WHAT THE EXERCISE ASKS:
Those lines of the records that contain "order" are to be located and copied.

Start of Block

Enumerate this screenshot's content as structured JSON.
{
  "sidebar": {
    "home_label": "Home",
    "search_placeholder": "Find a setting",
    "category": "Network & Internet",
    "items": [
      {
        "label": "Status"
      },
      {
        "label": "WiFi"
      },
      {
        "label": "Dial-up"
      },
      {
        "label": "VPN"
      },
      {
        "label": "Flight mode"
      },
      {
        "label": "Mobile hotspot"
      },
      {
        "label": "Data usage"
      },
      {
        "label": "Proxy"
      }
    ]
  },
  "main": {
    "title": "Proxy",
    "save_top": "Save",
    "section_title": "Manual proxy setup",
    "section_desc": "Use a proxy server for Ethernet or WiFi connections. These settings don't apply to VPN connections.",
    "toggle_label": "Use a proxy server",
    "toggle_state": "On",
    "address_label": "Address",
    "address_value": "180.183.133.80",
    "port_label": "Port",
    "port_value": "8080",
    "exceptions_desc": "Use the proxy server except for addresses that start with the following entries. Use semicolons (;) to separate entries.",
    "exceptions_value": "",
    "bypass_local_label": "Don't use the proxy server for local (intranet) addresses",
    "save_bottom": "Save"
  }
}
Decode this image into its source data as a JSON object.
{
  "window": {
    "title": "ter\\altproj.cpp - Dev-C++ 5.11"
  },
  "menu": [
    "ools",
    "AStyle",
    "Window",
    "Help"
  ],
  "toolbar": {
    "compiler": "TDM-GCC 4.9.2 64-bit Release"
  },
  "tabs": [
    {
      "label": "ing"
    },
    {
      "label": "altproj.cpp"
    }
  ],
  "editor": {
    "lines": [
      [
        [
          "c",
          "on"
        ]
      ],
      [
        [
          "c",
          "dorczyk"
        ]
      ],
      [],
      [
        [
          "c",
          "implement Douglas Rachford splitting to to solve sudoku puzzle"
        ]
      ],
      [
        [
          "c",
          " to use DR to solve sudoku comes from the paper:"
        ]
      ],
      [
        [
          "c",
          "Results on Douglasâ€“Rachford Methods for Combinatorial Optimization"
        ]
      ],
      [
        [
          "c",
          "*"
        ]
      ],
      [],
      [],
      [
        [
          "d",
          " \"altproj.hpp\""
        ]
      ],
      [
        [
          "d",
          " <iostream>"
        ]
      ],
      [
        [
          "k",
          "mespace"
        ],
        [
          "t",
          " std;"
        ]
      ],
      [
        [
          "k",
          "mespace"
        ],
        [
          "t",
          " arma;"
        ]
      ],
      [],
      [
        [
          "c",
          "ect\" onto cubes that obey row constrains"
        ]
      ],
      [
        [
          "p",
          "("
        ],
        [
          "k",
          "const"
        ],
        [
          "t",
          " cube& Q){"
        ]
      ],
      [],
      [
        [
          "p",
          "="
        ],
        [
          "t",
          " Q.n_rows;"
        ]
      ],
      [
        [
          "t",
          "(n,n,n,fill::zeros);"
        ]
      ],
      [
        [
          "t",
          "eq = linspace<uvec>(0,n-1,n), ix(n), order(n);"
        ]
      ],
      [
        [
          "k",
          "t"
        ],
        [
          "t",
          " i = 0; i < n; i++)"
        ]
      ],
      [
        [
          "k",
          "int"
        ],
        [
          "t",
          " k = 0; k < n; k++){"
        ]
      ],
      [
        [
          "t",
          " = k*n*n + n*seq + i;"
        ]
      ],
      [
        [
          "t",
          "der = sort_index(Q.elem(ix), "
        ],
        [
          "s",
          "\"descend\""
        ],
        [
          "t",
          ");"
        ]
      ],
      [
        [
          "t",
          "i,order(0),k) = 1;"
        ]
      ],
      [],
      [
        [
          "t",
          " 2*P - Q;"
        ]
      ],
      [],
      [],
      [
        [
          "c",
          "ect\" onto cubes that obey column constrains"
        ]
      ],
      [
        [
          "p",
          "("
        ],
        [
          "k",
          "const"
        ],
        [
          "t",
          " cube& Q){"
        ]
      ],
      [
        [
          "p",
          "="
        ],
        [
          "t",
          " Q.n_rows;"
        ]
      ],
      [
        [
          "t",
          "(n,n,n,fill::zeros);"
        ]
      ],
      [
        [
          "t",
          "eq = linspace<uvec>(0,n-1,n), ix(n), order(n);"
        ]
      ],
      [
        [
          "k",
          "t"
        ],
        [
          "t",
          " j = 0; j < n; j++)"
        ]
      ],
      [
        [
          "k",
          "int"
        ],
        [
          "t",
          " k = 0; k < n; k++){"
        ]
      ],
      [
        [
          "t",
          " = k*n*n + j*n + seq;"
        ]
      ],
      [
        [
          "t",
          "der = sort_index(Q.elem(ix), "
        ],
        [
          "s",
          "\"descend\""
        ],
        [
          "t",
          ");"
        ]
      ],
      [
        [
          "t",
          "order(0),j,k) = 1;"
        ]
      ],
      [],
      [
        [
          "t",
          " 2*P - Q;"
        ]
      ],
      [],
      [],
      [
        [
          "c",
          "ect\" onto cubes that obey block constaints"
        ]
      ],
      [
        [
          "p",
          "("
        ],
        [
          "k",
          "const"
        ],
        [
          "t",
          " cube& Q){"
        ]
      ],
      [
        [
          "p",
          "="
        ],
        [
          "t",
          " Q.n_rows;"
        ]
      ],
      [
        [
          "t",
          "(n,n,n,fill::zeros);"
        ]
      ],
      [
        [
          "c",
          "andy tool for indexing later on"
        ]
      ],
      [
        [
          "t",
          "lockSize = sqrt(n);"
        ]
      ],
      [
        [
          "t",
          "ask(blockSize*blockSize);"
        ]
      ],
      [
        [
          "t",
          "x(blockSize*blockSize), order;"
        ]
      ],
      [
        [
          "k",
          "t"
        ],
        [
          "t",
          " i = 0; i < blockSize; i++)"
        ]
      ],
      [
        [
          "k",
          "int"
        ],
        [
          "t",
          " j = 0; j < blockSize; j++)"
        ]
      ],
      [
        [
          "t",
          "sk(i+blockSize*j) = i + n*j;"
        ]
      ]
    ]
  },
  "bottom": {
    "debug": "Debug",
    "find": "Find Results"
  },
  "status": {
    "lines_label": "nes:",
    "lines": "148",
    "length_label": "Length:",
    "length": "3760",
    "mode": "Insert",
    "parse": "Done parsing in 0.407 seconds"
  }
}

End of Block

RESPONSE TO THIS EXERCISE:
          "eq = linspace<uvec>(0,n-1,n), ix(n), order(n);"
          "i,order(0),k) = 1;"
          "eq = linspace<uvec>(0,n-1,n), ix(n), order(n);"
          "order(0),j,k) = 1;"
          "x(blockSize*blockSize), order;"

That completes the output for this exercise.